▶ [WORK TASK]: Only the number is wanted: how many lines of these entries contain the word "icon"?

▶ [Dataset items]:
========================================================================

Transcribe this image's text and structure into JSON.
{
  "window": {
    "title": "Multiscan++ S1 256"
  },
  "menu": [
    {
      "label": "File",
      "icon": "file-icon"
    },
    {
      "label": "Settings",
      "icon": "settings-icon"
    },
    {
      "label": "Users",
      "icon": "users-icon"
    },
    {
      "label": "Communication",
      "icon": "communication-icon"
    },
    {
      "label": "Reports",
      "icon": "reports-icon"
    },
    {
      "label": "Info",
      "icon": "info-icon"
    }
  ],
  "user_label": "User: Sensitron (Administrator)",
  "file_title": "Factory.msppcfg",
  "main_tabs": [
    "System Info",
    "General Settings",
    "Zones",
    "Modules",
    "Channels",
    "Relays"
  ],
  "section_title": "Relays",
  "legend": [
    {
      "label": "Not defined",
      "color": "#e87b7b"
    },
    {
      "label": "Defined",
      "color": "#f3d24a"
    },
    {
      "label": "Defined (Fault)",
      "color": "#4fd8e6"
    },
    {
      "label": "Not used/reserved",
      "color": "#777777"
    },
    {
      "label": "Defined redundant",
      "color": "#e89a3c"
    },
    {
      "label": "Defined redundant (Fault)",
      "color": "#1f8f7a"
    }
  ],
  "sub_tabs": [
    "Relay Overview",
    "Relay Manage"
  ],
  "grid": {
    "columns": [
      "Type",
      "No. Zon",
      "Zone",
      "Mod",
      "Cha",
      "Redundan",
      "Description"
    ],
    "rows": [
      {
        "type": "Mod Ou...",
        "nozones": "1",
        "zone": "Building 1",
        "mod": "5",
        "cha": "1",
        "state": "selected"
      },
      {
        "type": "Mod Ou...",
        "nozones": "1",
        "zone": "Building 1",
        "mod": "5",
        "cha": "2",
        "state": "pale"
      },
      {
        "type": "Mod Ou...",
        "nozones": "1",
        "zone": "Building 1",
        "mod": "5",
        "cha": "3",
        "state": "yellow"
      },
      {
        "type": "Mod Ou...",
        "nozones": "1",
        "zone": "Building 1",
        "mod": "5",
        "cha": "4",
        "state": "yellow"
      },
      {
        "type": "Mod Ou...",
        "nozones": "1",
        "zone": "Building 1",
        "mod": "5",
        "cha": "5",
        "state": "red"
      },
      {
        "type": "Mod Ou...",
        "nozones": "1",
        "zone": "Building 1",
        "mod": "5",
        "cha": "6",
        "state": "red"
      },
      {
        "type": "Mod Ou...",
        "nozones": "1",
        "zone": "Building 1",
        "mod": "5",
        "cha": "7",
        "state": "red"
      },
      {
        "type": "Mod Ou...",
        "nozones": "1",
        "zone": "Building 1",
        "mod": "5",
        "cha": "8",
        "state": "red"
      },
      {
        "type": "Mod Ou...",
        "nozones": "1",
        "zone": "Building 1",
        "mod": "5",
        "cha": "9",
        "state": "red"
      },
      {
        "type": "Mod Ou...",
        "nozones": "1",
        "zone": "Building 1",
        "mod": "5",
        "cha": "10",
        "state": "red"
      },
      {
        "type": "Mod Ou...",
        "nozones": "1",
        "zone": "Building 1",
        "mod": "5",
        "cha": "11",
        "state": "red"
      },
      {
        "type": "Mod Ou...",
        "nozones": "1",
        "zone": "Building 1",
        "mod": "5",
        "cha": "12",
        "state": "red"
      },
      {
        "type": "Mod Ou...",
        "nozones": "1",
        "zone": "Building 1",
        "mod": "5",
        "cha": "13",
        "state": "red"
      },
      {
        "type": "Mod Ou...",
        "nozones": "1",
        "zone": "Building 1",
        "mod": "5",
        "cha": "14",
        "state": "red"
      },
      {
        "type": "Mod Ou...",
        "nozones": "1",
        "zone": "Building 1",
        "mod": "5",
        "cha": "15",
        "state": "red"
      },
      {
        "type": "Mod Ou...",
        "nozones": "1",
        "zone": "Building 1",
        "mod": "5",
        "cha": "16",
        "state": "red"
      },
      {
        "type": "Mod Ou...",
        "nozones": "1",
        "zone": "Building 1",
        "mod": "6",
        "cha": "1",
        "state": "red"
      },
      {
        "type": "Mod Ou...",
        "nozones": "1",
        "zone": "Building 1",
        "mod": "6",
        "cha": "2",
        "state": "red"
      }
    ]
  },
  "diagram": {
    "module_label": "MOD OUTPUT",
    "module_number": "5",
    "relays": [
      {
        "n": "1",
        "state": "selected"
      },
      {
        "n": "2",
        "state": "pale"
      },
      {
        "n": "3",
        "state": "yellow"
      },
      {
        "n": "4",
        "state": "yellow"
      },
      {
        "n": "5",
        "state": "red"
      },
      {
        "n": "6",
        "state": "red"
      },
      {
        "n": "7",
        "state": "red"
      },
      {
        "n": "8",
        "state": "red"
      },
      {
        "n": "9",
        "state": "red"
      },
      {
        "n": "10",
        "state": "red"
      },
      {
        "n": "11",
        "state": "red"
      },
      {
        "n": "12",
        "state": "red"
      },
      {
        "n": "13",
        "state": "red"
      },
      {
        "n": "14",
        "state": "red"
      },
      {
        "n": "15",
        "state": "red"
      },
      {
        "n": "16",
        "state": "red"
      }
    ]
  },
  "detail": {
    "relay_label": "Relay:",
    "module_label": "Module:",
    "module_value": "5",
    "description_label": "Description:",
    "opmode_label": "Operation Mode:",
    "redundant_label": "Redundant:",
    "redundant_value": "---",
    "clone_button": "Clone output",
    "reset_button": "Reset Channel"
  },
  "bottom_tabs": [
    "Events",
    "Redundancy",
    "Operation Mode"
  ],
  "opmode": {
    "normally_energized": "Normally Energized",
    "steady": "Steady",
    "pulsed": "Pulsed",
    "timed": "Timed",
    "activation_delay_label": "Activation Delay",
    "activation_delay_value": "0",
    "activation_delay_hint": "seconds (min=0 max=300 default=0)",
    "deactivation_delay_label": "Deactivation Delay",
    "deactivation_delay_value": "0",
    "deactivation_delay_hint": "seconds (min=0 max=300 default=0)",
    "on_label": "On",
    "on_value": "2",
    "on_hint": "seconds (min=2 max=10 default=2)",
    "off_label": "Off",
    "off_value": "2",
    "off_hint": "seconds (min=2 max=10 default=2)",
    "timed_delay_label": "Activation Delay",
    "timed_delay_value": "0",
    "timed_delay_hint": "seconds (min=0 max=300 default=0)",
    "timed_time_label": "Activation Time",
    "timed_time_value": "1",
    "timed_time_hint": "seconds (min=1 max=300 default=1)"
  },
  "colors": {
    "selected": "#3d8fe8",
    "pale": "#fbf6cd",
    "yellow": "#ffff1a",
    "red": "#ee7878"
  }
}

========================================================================

▶ [OUTPUT BELOW]: 6